_What the task asks_
Word for word, repeat every entry that appears below.

_Data records for software interfaces_

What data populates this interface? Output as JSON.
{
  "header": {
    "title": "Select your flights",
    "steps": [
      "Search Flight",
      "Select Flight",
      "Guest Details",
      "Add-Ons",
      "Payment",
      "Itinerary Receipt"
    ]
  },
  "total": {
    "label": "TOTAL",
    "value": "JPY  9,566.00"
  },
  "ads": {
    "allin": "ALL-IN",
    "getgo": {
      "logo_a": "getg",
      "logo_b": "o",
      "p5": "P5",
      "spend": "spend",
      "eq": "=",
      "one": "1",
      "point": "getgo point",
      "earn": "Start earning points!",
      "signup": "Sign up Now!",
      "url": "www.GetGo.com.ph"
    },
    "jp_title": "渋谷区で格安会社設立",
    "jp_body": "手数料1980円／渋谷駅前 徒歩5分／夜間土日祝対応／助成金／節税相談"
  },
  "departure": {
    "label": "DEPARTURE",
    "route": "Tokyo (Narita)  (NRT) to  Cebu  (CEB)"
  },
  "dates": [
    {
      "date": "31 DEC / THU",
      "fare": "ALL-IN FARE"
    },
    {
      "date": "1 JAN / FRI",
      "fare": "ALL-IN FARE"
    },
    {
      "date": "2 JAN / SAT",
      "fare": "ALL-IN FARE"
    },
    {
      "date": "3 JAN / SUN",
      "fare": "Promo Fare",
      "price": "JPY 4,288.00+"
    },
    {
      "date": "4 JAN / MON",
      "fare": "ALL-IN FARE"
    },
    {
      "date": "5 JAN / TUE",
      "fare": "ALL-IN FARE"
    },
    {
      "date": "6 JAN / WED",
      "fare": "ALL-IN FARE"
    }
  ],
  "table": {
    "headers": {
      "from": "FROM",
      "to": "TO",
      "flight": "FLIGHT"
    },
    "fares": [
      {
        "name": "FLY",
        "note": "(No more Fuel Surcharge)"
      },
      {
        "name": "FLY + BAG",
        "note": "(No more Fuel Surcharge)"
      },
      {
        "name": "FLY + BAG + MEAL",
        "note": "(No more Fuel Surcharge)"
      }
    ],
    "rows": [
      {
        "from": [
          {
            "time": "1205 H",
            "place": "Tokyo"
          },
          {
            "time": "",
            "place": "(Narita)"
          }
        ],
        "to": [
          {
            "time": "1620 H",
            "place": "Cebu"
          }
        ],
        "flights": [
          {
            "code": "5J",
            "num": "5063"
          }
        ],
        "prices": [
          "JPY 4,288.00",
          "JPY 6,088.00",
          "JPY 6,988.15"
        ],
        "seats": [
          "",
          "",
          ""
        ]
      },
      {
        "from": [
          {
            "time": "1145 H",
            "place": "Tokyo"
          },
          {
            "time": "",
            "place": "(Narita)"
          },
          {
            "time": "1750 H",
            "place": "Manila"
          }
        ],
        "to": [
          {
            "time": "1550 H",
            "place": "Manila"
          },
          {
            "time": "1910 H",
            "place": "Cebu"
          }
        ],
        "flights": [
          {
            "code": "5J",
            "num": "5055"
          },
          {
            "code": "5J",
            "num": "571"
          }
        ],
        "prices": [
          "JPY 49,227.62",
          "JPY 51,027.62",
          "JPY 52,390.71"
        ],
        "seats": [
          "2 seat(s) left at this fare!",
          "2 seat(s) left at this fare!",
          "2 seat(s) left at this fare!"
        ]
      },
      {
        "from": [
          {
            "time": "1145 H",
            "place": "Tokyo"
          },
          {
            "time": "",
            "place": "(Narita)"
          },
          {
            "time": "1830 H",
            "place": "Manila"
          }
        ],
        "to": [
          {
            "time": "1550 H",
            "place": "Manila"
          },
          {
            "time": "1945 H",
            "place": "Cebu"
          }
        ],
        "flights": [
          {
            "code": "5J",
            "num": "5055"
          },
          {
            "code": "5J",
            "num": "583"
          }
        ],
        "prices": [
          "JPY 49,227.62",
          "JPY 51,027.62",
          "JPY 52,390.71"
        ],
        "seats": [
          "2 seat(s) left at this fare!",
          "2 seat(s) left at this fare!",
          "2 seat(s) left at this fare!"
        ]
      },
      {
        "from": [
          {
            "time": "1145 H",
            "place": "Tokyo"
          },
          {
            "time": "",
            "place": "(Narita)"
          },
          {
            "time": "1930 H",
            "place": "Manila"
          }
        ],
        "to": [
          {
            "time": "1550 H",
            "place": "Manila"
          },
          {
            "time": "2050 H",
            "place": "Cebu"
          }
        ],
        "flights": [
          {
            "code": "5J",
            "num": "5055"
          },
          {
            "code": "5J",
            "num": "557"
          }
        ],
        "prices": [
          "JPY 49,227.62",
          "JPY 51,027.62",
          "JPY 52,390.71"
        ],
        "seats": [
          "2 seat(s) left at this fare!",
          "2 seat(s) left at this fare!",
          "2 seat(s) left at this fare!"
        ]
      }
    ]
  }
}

_Exercise result_
What data populates this interface? Output as JSON.
{
  "header": {
    "title": "Select your flights",
    "steps": [
      "Search Flight",
      "Select Flight",
      "Guest Details",
      "Add-Ons",
      "Payment",
      "Itinerary Receipt"
    ]
  },
  "total": {
    "label": "TOTAL",
    "value": "JPY  9,566.00"
  },
  "ads": {
    "allin": "ALL-IN",
    "getgo": {
      "logo_a": "getg",
      "logo_b": "o",
      "p5": "P5",
      "spend": "spend",
      "eq": "=",
      "one": "1",
      "point": "getgo point",
      "earn": "Start earning points!",
      "signup": "Sign up Now!",
      "url": "www.GetGo.com.ph"
    },
    "jp_title": "渋谷区で格安会社設立",
    "jp_body": "手数料1980円／渋谷駅前 徒歩5分／夜間土日祝対応／助成金／節税相談"
  },
  "departure": {
    "label": "DEPARTURE",
    "route": "Tokyo (Narita)  (NRT) to  Cebu  (CEB)"
  },
  "dates": [
    {
      "date": "31 DEC / THU",
      "fare": "ALL-IN FARE"
    },
    {
      "date": "1 JAN / FRI",
      "fare": "ALL-IN FARE"
    },
    {
      "date": "2 JAN / SAT",
      "fare": "ALL-IN FARE"
    },
    {
      "date": "3 JAN / SUN",
      "fare": "Promo Fare",
      "price": "JPY 4,288.00+"
    },
    {
      "date": "4 JAN / MON",
      "fare": "ALL-IN FARE"
    },
    {
      "date": "5 JAN / TUE",
      "fare": "ALL-IN FARE"
    },
    {
      "date": "6 JAN / WED",
      "fare": "ALL-IN FARE"
    }
  ],
  "table": {
    "headers": {
      "from": "FROM",
      "to": "TO",
      "flight": "FLIGHT"
    },
    "fares": [
      {
        "name": "FLY",
        "note": "(No more Fuel Surcharge)"
      },
      {
        "name": "FLY + BAG",
        "note": "(No more Fuel Surcharge)"
      },
      {
        "name": "FLY + BAG + MEAL",
        "note": "(No more Fuel Surcharge)"
      }
    ],
    "rows": [
      {
        "from": [
          {
            "time": "1205 H",
            "place": "Tokyo"
          },
          {
            "time": "",
            "place": "(Narita)"
          }
        ],
        "to": [
          {
            "time": "1620 H",
            "place": "Cebu"
          }
        ],
        "flights": [
          {
            "code": "5J",
            "num": "5063"
          }
        ],
        "prices": [
          "JPY 4,288.00",
          "JPY 6,088.00",
          "JPY 6,988.15"
        ],
        "seats": [
          "",
          "",
          ""
        ]
      },
      {
        "from": [
          {
            "time": "1145 H",
            "place": "Tokyo"
          },
          {
            "time": "",
            "place": "(Narita)"
          },
          {
            "time": "1750 H",
            "place": "Manila"
          }
        ],
        "to": [
          {
            "time": "1550 H",
            "place": "Manila"
          },
          {
            "time": "1910 H",
            "place": "Cebu"
          }
        ],
        "flights": [
          {
            "code": "5J",
            "num": "5055"
          },
          {
            "code": "5J",
            "num": "571"
          }
        ],
        "prices": [
          "JPY 49,227.62",
          "JPY 51,027.62",
          "JPY 52,390.71"
        ],
        "seats": [
          "2 seat(s) left at this fare!",
          "2 seat(s) left at this fare!",
          "2 seat(s) left at this fare!"
        ]
      },
      {
        "from": [
          {
            "time": "1145 H",
            "place": "Tokyo"
          },
          {
            "time": "",
            "place": "(Narita)"
          },
          {
            "time": "1830 H",
            "place": "Manila"
          }
        ],
        "to": [
          {
            "time": "1550 H",
            "place": "Manila"
          },
          {
            "time": "1945 H",
            "place": "Cebu"
          }
        ],
        "flights": [
          {
            "code": "5J",
            "num": "5055"
          },
          {
            "code": "5J",
            "num": "583"
          }
        ],
        "prices": [
          "JPY 49,227.62",
          "JPY 51,027.62",
          "JPY 52,390.71"
        ],
        "seats": [
          "2 seat(s) left at this fare!",
          "2 seat(s) left at this fare!",
          "2 seat(s) left at this fare!"
        ]
      },
      {
        "from": [
          {
            "time": "1145 H",
            "place": "Tokyo"
          },
          {
            "time": "",
            "place": "(Narita)"
          },
          {
            "time": "1930 H",
            "place": "Manila"
          }
        ],
        "to": [
          {
            "time": "1550 H",
            "place": "Manila"
          },
          {
            "time": "2050 H",
            "place": "Cebu"
          }
        ],
        "flights": [
          {
            "code": "5J",
            "num": "5055"
          },
          {
            "code": "5J",
            "num": "557"
          }
        ],
        "prices": [
          "JPY 49,227.62",
          "JPY 51,027.62",
          "JPY 52,390.71"
        ],
        "seats": [
          "2 seat(s) left at this fare!",
          "2 seat(s) left at this fare!",
          "2 seat(s) left at this fare!"
        ]
      }
    ]
  }
}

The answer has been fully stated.